to pull in the new changes and launch them.

Note there is no need for the forever package when you do it this way. I’m not sure we need the demeteorizer package either, or if the Meteor bundler is sufficient.

I found some comments online that there can be memory problems if you use Meteor and MongoDB on Webfaction. I haven’t experienced this problem. (I’m keeping a close eye on it – I have even built an admin panel which includes a call to a Meteor method that executes the script provided by Webfaction.)

Ongoing jobs
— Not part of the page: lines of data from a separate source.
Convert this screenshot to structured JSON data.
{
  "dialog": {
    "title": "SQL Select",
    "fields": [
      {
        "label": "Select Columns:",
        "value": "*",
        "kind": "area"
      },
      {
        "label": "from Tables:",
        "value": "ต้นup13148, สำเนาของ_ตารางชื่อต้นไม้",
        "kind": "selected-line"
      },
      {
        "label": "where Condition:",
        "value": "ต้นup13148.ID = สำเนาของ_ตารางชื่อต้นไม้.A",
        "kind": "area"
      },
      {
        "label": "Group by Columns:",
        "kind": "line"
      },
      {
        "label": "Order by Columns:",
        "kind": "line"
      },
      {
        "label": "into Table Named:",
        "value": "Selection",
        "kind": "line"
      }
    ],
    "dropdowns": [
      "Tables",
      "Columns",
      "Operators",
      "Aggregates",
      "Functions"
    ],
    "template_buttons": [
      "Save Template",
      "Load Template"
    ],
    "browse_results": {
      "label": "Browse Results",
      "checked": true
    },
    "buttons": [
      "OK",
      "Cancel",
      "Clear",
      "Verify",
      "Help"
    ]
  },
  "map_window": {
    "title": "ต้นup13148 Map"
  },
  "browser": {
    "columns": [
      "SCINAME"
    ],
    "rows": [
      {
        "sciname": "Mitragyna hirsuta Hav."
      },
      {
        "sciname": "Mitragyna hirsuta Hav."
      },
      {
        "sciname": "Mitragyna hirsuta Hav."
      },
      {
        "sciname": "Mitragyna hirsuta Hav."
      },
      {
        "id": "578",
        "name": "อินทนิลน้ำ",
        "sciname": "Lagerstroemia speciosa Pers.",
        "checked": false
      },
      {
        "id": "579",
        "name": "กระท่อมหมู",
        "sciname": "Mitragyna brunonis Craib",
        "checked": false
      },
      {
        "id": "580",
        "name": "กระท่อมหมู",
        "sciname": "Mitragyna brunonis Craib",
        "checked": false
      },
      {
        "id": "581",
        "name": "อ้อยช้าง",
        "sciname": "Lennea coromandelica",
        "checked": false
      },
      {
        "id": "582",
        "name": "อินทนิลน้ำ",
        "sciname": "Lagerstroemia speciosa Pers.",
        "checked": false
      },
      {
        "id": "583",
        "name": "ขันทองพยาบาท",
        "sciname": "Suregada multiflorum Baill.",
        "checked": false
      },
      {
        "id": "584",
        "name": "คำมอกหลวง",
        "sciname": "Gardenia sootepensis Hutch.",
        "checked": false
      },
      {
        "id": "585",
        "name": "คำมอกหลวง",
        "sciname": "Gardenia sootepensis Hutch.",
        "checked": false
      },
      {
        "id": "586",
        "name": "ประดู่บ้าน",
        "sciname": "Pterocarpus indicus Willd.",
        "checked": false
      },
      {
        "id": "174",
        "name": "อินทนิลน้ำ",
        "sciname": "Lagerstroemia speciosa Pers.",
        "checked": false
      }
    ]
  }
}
You will then want to set up cron jobs to start your MongoDB app if it fails for any reason. I have modelled this script off Webfaction’s start script for node.js:

mkdir -p $HOME/webapps/mongoapp/run
mkdir -p $HOME/webapps/mongoapp/log
pid=$(/sbin/pidof $HOME/webapps/mongoapp/mongodb-linux-x86_64-2.4.9/bin/mongod)
if echo "$pid" | grep -q " "; then
if [ -n "$pid" ]; then
  user=$(ps -p $pid -o user | tail -n 1)
  if [ $user = "your-username" ]; then
    exit 0
nohup $HOME/webapps/mongoapp/mongodb-linux-x86_64-2.4.9/bin/mongod --auth --fork --logpath $HOME/webapps/mongoapp/log/mongo.log --dbpath $HOME/webapps/mongoapp/data/ --port 18000 > /dev/null 2>&1 &
/sbin/pidof $HOME/webapps/mongoapp/mongodb-linux-x86_64-2.4.9/bin/mongod > $HOME/webapps/mongoapp/run/

Put this into your scheduled tasks using crontab -e.

You will also want to back up your database. A simple command to back up the database to a directory called dbbackup is:

$HOME/webapps/mongoapp/mongodb-linux-x86_64-2.4.9/bin/mongodump --port 18000 -o $HOME/dbbackup

You will need to add the admin username and password.

I like to have daily, weekly and monthly backups, so I make three directories $HOME/mongo_backup/daily, weekly, monthly and have a script for each:

The daily script is:

# $HOME/scripts/
# add this to crontab, e.g. to run at 15:45 server time every day:
# 45 15 * * * ~/scripts/

# back up the database
$HOME/webapps/mongoapp/mongodb-linux-x86_64-2.4.9/bin/mongodump --port 18000 -o $HOME/mongo_backup/daily/dump-`date +\%Y\%m\%d` 2>> $HOME/mongo_backup/daily/cron.log

# delete backup directories older than 7 days
find $HOME/mongo_backup/daily -type d -ctime +7 | xargs -r rm -rf  # Be careful using -rf

The weekly script is:

# add this to crontab as, e.g. to run at 16:20 server time every Sunday:
# 20 16 * * 0 ~/scripts/
cp -R $HOME/mongo_backup/daily/dump-`date +\%Y\%m\%d` $HOME/mongo_backup/weekly
find $HOME/mongo_backup/weekly -type d -ctime +32 | xargs -r rm -rf

And the monthly script is:

# add this to crontab as, e.g. to run at 16:25 server time every 1st of the month:
# 25 16 1 * * ~/scripts/
cp -R $HOME/mongo_backup/daily/dump-`date +\%Y\%m\%d` $HOME/mongo_backup/monthly
find $HOME/mongo_backup/monthly -type d -ctime +370 | xargs -r rm -rf

If you’ve read this far, please check out the finished product at!